**Provided data**
——
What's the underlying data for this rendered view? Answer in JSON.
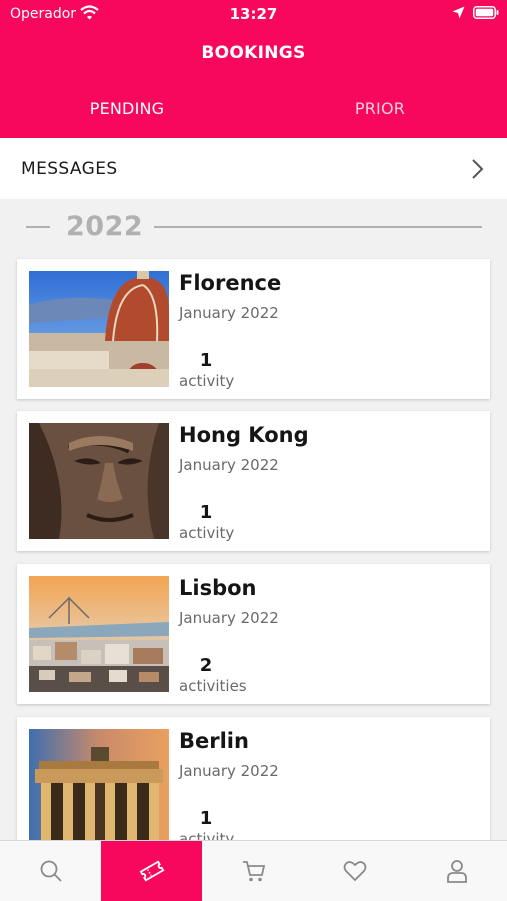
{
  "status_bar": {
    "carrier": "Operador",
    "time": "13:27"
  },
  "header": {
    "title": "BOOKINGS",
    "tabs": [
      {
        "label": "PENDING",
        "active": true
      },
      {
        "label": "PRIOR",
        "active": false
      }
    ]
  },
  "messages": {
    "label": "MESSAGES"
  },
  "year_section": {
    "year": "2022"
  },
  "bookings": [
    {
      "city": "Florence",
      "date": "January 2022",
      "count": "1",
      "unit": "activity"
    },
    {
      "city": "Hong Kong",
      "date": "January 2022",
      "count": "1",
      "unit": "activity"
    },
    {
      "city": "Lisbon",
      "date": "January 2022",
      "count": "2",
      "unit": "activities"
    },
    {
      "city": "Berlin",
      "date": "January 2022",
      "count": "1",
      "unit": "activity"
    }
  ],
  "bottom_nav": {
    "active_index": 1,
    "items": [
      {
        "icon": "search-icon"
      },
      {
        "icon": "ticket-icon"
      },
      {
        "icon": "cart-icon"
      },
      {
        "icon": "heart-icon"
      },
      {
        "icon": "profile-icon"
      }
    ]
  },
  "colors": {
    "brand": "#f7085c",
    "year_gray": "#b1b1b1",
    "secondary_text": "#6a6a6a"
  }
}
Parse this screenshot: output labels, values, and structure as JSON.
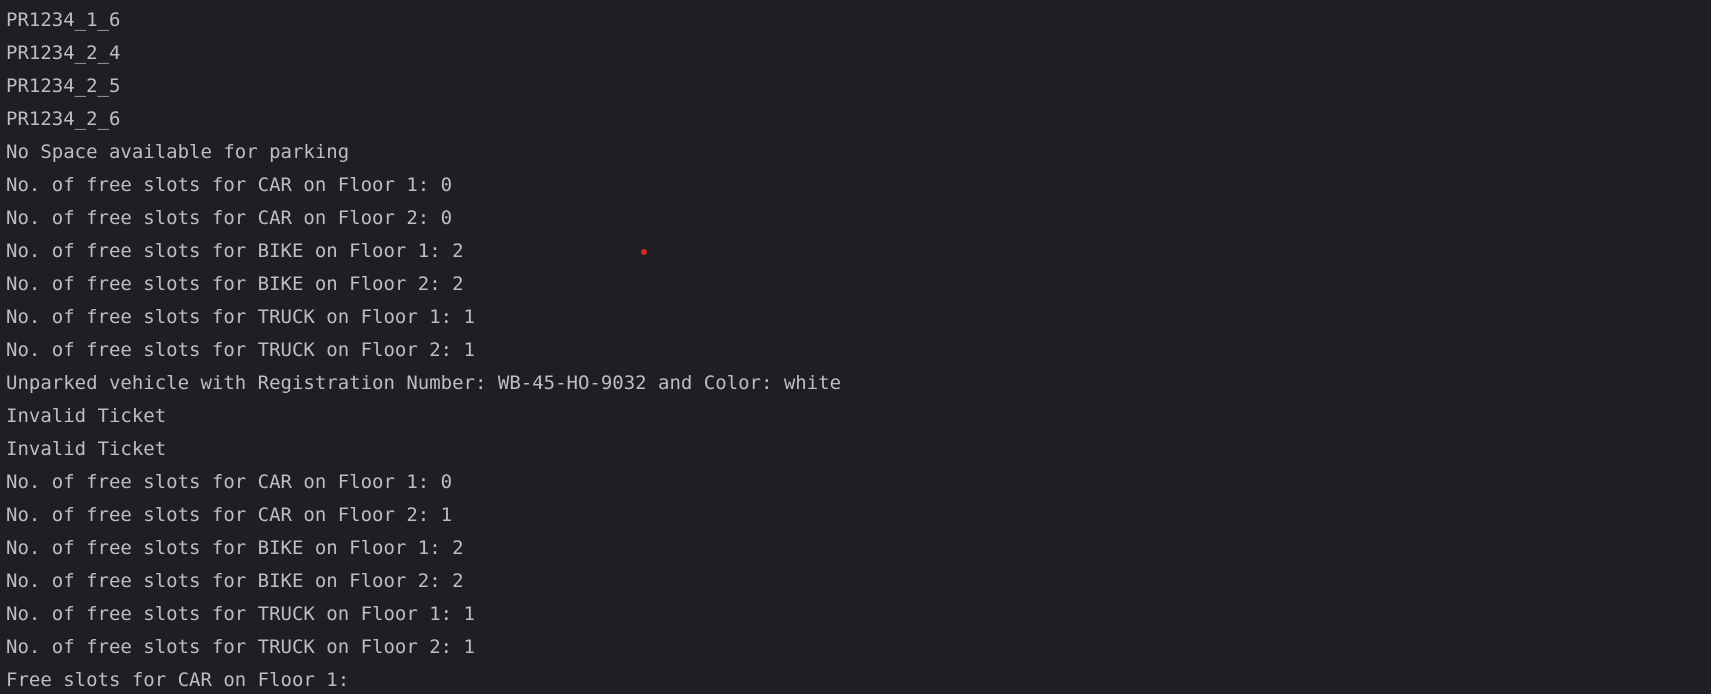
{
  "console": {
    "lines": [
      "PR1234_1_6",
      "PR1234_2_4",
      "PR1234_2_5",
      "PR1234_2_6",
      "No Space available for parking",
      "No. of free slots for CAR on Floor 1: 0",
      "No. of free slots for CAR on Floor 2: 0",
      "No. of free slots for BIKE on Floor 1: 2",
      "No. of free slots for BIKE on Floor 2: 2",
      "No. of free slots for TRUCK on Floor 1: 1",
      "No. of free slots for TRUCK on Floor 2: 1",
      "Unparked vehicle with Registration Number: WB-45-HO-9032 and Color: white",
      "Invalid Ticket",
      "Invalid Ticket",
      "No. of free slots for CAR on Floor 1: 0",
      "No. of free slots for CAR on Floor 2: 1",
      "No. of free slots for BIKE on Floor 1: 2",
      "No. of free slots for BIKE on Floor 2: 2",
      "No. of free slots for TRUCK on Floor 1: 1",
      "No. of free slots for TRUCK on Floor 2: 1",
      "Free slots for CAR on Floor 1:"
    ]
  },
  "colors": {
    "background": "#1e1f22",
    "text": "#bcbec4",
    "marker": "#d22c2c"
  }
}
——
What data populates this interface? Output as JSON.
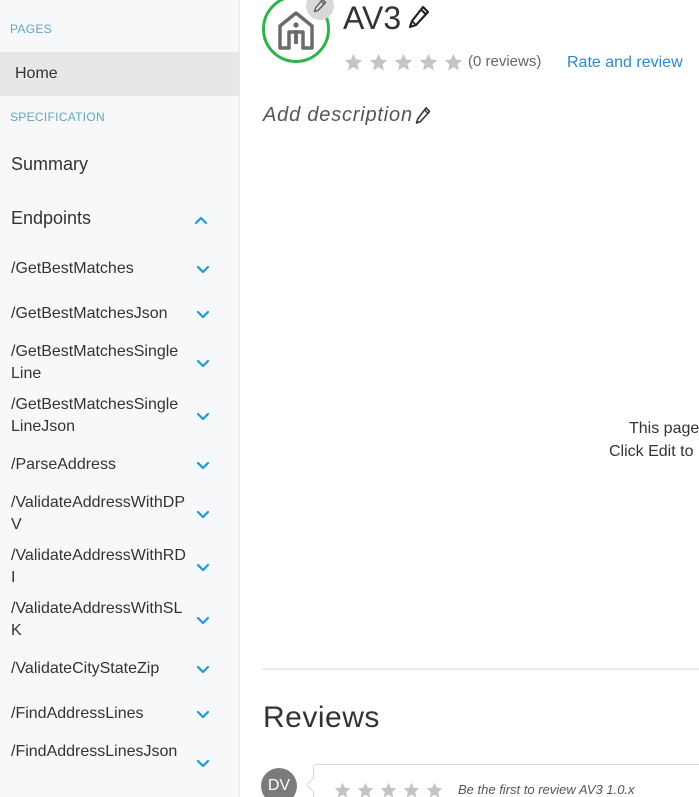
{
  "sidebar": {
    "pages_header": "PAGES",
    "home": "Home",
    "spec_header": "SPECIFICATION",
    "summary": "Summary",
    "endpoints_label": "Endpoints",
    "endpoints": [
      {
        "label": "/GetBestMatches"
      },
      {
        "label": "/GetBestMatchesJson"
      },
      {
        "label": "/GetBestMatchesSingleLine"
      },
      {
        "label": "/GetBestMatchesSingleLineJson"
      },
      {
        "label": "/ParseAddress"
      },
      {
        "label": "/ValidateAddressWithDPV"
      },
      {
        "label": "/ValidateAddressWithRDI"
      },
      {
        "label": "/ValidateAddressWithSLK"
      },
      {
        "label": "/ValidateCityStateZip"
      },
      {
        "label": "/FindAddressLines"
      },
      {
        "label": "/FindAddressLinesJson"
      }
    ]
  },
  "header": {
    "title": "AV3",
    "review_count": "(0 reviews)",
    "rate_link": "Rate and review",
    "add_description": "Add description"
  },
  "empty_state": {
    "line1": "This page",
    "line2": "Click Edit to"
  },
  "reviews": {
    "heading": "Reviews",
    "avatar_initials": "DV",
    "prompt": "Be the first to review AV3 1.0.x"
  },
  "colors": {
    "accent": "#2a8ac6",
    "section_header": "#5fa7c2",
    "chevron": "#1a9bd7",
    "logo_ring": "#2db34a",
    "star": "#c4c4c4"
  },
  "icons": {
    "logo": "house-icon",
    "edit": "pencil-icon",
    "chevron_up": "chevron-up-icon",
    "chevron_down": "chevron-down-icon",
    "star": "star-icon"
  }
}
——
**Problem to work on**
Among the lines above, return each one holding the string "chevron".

**Exercise result**
    "chevron": "#1a9bd7",
    "chevron_up": "chevron-up-icon",
    "chevron_down": "chevron-down-icon",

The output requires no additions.